Davey — the son of the legendary Grit rainmaker, Keith Davey, and a friend who had brought me to Ottawa to run the Liberal war room — thought an election fought on extending the war could end badly for the Conservatives. Even better, it would banish a few ghosts for the Liberals. Ignatieff had secured the leadership months earlier, and was still dogged by concerns from the party’s left wing. In his writing and media appearances, the former Harvard professor had been an enthusiastic proponent of the war in Iraq, unambiguously pro-American and, seemingly, an advocate of “coercive interrogation” with terror suspects. His position had put him at odds with others in the party. After nearly a decade in Afghanistan, some of us felt we had done our share, with too many Canadian lives lost. We thought it was time for other Western nations to step up. In the coming election, Liberals should be the ones favouring an end to the war. Let the Harper regime, with its bellicose military rhetoric and its willingness to give the generals whatever shiny new toy they desired, become the party that favoured war with no end.
“We can banish the pro-American, pro-torture, pro-Iraq war stuff in one move,” I had said to Davey and others in the Office of the Leader of the Opposition. “We’d pick up a ton of NDP and Bloc support. And Harper will be caught in the quagmire like John McCain was. It’s perfect.”
But Ignatieff wouldn’t do it. Not only would he not even discuss the notion, Davey said; he was angry that we had suggested it in the first place.
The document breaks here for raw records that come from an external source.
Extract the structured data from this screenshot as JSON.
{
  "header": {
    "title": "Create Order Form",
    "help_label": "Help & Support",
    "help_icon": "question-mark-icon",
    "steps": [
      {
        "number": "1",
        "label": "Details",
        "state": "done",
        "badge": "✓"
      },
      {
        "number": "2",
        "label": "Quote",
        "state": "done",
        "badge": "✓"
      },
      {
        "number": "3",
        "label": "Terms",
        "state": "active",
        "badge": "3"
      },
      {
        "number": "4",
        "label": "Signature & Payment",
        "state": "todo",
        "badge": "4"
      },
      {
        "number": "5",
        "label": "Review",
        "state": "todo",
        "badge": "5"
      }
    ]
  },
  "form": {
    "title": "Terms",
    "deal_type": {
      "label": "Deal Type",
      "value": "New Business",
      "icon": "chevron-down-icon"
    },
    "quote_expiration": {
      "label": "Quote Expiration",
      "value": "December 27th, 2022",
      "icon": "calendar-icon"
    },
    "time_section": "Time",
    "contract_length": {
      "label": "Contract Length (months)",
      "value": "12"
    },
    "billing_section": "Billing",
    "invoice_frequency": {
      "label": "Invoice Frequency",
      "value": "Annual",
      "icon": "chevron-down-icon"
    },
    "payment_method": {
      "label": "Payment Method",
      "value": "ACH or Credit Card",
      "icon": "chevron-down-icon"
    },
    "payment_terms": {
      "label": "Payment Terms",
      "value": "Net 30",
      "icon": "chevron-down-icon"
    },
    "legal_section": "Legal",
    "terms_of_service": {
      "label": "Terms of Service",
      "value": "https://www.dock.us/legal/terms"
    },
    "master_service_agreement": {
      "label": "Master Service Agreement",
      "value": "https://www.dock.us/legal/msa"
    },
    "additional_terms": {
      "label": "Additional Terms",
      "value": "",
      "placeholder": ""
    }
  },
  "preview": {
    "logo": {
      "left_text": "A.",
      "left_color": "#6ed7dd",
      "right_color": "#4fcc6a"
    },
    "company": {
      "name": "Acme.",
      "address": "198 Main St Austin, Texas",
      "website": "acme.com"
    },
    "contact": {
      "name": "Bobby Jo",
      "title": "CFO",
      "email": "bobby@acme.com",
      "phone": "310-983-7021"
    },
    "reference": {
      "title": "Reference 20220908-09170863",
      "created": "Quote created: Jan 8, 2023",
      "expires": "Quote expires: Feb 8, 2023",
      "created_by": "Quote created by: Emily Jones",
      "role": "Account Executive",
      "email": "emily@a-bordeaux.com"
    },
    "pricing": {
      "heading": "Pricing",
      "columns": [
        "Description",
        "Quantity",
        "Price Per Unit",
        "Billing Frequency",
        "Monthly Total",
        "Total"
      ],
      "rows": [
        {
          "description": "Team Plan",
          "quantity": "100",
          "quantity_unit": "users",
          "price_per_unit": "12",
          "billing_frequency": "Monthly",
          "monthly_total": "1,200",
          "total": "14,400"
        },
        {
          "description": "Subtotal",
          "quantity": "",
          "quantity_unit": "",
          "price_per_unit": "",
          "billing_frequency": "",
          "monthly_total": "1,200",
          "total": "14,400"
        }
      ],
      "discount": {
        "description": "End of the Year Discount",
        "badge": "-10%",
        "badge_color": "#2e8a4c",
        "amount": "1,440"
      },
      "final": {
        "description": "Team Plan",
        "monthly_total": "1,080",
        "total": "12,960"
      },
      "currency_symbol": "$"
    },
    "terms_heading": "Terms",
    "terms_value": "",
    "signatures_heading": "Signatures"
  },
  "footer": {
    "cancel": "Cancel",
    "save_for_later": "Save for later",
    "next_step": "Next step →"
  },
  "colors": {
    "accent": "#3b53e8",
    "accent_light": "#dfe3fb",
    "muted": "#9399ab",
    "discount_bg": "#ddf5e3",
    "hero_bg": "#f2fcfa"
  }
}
When I asked Davey what he’d said to Ignatieff, he replied, “I told him we just wanted him to, you know, win the fucking election. That’s all.”